WHAT TO PRODUCE » Your task is to print each entry exactly as written.

(EXTRACTED MATERIAL)

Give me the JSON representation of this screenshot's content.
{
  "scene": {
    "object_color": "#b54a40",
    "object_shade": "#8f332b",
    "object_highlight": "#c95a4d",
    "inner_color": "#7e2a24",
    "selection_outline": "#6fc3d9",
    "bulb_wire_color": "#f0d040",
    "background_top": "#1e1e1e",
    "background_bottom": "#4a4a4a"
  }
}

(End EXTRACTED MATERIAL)

THE COMPLETED TASK »
Give me the JSON representation of this screenshot's content.
{
  "scene": {
    "object_color": "#b54a40",
    "object_shade": "#8f332b",
    "object_highlight": "#c95a4d",
    "inner_color": "#7e2a24",
    "selection_outline": "#6fc3d9",
    "bulb_wire_color": "#f0d040",
    "background_top": "#1e1e1e",
    "background_bottom": "#4a4a4a"
  }
}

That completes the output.